◆ DATA IN THIS EXERCISE ◆
+ + + + + + +

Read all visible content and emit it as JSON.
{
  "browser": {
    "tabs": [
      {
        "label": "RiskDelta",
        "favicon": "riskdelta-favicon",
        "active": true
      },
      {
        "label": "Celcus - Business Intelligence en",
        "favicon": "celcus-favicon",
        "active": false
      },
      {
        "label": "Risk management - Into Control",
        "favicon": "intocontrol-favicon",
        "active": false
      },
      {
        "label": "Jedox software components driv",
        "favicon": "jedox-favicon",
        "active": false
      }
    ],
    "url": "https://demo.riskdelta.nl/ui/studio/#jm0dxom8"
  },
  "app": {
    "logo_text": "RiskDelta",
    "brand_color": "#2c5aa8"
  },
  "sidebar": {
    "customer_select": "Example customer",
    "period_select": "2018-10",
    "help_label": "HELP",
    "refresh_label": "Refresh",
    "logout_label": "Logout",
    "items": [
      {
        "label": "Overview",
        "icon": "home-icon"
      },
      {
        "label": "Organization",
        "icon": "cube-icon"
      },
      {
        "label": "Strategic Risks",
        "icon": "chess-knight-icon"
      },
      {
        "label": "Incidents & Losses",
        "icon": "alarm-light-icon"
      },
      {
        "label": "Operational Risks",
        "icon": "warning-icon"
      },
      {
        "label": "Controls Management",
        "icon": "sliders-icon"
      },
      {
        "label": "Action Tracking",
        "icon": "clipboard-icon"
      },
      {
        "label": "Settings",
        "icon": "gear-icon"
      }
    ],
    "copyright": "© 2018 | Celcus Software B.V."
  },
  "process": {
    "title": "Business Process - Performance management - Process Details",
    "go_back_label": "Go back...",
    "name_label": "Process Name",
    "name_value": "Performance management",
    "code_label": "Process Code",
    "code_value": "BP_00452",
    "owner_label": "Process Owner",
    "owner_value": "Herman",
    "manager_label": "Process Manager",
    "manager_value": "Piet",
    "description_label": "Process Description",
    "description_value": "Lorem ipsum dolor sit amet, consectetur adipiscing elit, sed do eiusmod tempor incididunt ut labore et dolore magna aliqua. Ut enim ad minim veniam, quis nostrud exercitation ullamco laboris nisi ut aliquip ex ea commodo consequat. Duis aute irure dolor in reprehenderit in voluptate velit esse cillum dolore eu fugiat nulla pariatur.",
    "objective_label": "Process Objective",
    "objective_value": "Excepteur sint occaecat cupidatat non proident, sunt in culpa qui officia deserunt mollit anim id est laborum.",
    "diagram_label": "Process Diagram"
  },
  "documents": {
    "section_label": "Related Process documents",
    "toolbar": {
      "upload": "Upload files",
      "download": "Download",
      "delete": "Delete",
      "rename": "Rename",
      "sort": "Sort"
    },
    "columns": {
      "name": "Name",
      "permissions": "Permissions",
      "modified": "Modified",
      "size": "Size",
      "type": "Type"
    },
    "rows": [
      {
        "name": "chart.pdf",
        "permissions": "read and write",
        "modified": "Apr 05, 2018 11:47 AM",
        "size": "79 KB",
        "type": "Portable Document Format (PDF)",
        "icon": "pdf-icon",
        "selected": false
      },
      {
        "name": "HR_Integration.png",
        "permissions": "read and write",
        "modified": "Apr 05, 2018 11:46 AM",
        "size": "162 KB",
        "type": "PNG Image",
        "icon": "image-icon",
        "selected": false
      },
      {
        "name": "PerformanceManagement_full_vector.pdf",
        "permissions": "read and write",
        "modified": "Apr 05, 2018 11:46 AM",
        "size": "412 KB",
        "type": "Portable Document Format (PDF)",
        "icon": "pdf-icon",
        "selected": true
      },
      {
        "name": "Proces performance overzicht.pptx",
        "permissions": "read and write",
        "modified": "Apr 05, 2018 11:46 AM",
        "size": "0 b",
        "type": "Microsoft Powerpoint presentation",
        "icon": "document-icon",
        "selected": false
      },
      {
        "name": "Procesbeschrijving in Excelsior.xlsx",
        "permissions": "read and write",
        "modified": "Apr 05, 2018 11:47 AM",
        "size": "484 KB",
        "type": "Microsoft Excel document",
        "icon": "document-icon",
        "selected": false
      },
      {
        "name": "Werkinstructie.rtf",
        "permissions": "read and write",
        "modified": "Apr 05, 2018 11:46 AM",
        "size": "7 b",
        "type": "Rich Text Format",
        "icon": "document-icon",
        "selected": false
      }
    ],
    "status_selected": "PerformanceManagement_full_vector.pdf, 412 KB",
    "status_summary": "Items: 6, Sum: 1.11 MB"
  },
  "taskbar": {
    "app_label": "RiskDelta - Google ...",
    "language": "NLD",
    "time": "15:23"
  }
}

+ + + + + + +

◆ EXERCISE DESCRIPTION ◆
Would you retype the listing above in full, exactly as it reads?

◆ TASK ANSWER ◆
Read all visible content and emit it as JSON.
{
  "browser": {
    "tabs": [
      {
        "label": "RiskDelta",
        "favicon": "riskdelta-favicon",
        "active": true
      },
      {
        "label": "Celcus - Business Intelligence en",
        "favicon": "celcus-favicon",
        "active": false
      },
      {
        "label": "Risk management - Into Control",
        "favicon": "intocontrol-favicon",
        "active": false
      },
      {
        "label": "Jedox software components driv",
        "favicon": "jedox-favicon",
        "active": false
      }
    ],
    "url": "https://demo.riskdelta.nl/ui/studio/#jm0dxom8"
  },
  "app": {
    "logo_text": "RiskDelta",
    "brand_color": "#2c5aa8"
  },
  "sidebar": {
    "customer_select": "Example customer",
    "period_select": "2018-10",
    "help_label": "HELP",
    "refresh_label": "Refresh",
    "logout_label": "Logout",
    "items": [
      {
        "label": "Overview",
        "icon": "home-icon"
      },
      {
        "label": "Organization",
        "icon": "cube-icon"
      },
      {
        "label": "Strategic Risks",
        "icon": "chess-knight-icon"
      },
      {
        "label": "Incidents & Losses",
        "icon": "alarm-light-icon"
      },
      {
        "label": "Operational Risks",
        "icon": "warning-icon"
      },
      {
        "label": "Controls Management",
        "icon": "sliders-icon"
      },
      {
        "label": "Action Tracking",
        "icon": "clipboard-icon"
      },
      {
        "label": "Settings",
        "icon": "gear-icon"
      }
    ],
    "copyright": "© 2018 | Celcus Software B.V."
  },
  "process": {
    "title": "Business Process - Performance management - Process Details",
    "go_back_label": "Go back...",
    "name_label": "Process Name",
    "name_value": "Performance management",
    "code_label": "Process Code",
    "code_value": "BP_00452",
    "owner_label": "Process Owner",
    "owner_value": "Herman",
    "manager_label": "Process Manager",
    "manager_value": "Piet",
    "description_label": "Process Description",
    "description_value": "Lorem ipsum dolor sit amet, consectetur adipiscing elit, sed do eiusmod tempor incididunt ut labore et dolore magna aliqua. Ut enim ad minim veniam, quis nostrud exercitation ullamco laboris nisi ut aliquip ex ea commodo consequat. Duis aute irure dolor in reprehenderit in voluptate velit esse cillum dolore eu fugiat nulla pariatur.",
    "objective_label": "Process Objective",
    "objective_value": "Excepteur sint occaecat cupidatat non proident, sunt in culpa qui officia deserunt mollit anim id est laborum.",
    "diagram_label": "Process Diagram"
  },
  "documents": {
    "section_label": "Related Process documents",
    "toolbar": {
      "upload": "Upload files",
      "download": "Download",
      "delete": "Delete",
      "rename": "Rename",
      "sort": "Sort"
    },
    "columns": {
      "name": "Name",
      "permissions": "Permissions",
      "modified": "Modified",
      "size": "Size",
      "type": "Type"
    },
    "rows": [
      {
        "name": "chart.pdf",
        "permissions": "read and write",
        "modified": "Apr 05, 2018 11:47 AM",
        "size": "79 KB",
        "type": "Portable Document Format (PDF)",
        "icon": "pdf-icon",
        "selected": false
      },
      {
        "name": "HR_Integration.png",
        "permissions": "read and write",
        "modified": "Apr 05, 2018 11:46 AM",
        "size": "162 KB",
        "type": "PNG Image",
        "icon": "image-icon",
        "selected": false
      },
      {
        "name": "PerformanceManagement_full_vector.pdf",
        "permissions": "read and write",
        "modified": "Apr 05, 2018 11:46 AM",
        "size": "412 KB",
        "type": "Portable Document Format (PDF)",
        "icon": "pdf-icon",
        "selected": true
      },
      {
        "name": "Proces performance overzicht.pptx",
        "permissions": "read and write",
        "modified": "Apr 05, 2018 11:46 AM",
        "size": "0 b",
        "type": "Microsoft Powerpoint presentation",
        "icon": "document-icon",
        "selected": false
      },
      {
        "name": "Procesbeschrijving in Excelsior.xlsx",
        "permissions": "read and write",
        "modified": "Apr 05, 2018 11:47 AM",
        "size": "484 KB",
        "type": "Microsoft Excel document",
        "icon": "document-icon",
        "selected": false
      },
      {
        "name": "Werkinstructie.rtf",
        "permissions": "read and write",
        "modified": "Apr 05, 2018 11:46 AM",
        "size": "7 b",
        "type": "Rich Text Format",
        "icon": "document-icon",
        "selected": false
      }
    ],
    "status_selected": "PerformanceManagement_full_vector.pdf, 412 KB",
    "status_summary": "Items: 6, Sum: 1.11 MB"
  },
  "taskbar": {
    "app_label": "RiskDelta - Google ...",
    "language": "NLD",
    "time": "15:23"
  }
}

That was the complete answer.